• WORK ITEM
Find all lines in the records that include the word "screenshot", and copy them out.
RECORDS TO USE Start Marker
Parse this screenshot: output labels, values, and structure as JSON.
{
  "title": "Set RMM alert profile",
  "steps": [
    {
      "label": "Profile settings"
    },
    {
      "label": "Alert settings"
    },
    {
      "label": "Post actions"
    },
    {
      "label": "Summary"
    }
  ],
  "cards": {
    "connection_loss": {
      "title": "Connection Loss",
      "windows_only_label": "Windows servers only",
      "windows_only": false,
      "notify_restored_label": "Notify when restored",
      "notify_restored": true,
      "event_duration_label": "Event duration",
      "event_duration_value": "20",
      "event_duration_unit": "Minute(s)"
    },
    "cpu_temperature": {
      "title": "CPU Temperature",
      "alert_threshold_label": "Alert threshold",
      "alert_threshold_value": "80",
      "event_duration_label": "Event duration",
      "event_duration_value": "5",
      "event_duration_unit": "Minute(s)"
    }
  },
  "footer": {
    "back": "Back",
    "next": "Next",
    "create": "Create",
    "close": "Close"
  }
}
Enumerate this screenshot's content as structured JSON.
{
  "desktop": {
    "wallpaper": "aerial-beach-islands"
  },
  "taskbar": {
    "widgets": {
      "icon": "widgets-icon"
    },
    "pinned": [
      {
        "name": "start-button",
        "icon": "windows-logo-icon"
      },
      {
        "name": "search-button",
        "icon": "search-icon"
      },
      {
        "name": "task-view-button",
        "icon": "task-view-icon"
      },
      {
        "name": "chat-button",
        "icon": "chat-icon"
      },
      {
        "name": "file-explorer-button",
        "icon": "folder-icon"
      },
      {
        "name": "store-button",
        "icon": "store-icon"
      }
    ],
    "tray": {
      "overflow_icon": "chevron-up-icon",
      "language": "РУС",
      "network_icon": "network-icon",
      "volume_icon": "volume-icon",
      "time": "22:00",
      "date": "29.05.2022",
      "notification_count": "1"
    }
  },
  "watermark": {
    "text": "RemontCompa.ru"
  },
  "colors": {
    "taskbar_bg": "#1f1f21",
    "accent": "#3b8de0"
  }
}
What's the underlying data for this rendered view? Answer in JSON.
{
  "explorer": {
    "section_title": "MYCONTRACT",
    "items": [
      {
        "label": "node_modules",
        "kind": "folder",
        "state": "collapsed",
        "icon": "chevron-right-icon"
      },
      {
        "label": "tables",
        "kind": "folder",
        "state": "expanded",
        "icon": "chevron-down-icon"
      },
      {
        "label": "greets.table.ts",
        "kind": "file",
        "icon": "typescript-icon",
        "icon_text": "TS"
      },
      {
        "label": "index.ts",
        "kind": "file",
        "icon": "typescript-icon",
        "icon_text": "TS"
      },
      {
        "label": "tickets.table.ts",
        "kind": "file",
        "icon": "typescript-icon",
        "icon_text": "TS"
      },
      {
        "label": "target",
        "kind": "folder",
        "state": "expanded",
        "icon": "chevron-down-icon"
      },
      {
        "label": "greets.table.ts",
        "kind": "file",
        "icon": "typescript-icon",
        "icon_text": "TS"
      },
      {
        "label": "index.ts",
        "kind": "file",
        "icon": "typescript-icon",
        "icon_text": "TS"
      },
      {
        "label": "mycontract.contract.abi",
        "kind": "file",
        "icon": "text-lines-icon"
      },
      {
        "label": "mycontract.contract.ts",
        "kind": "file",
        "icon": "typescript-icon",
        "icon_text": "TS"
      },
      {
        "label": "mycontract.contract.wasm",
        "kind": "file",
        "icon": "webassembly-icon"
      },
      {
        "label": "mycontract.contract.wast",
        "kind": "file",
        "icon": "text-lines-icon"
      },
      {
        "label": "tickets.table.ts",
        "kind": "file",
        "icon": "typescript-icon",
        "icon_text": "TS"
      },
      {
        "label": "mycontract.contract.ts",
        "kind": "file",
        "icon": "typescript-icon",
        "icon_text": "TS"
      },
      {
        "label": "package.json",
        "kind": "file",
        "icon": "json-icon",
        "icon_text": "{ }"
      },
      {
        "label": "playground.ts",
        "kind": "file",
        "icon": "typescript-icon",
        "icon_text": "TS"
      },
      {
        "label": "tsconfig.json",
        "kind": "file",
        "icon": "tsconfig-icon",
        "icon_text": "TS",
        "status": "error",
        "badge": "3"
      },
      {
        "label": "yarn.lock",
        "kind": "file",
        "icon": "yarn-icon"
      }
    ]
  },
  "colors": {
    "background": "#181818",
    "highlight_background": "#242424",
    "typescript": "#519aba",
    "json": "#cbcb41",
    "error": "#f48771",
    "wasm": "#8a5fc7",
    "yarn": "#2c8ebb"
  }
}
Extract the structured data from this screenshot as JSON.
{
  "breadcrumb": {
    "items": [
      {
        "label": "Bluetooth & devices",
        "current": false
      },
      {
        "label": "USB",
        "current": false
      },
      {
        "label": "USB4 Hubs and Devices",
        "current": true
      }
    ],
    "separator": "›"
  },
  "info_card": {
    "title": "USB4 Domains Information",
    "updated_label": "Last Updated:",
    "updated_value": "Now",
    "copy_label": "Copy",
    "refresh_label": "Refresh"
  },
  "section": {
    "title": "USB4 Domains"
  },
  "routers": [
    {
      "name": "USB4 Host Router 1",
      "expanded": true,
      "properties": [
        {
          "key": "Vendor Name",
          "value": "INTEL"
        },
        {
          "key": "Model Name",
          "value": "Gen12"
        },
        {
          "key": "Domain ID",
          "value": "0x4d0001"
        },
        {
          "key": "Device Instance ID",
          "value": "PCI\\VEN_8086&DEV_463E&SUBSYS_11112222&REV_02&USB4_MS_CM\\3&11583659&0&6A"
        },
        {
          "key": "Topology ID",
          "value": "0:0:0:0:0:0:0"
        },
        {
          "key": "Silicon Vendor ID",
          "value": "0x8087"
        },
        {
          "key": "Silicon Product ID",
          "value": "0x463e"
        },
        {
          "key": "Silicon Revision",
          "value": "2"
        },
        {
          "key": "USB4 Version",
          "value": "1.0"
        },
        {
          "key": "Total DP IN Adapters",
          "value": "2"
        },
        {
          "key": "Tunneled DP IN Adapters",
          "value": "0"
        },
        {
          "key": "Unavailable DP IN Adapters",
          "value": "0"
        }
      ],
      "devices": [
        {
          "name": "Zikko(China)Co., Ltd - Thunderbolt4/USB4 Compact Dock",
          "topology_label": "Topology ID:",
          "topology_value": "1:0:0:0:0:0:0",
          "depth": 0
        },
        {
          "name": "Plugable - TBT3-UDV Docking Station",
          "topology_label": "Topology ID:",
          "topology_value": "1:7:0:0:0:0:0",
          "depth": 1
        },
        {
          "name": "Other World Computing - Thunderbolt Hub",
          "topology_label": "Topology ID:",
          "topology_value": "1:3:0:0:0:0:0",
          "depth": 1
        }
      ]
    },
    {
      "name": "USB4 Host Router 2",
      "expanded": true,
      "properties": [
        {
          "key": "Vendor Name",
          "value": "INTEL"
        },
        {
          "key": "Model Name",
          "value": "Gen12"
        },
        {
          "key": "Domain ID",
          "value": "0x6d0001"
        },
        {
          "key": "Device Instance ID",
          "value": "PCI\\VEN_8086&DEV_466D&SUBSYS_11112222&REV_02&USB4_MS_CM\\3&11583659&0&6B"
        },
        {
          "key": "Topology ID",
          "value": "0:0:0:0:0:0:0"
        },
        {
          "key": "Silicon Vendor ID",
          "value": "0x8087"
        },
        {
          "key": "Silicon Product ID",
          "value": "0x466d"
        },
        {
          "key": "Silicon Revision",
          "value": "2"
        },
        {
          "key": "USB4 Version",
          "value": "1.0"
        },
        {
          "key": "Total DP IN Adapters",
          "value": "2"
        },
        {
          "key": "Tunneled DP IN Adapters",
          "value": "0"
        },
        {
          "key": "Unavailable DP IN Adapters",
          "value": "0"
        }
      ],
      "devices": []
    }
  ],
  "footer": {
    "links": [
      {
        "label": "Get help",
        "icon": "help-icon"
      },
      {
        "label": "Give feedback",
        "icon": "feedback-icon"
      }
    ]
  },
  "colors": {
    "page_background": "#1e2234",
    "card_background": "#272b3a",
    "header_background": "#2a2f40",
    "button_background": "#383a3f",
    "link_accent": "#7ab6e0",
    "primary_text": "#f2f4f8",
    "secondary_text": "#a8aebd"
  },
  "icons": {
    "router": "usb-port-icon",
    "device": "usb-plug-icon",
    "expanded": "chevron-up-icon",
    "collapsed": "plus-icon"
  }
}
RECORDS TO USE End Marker
• EXERCISE SOLUTION
Parse this screenshot: output labels, values, and structure as JSON.
Enumerate this screenshot's content as structured JSON.
Extract the structured data from this screenshot as JSON.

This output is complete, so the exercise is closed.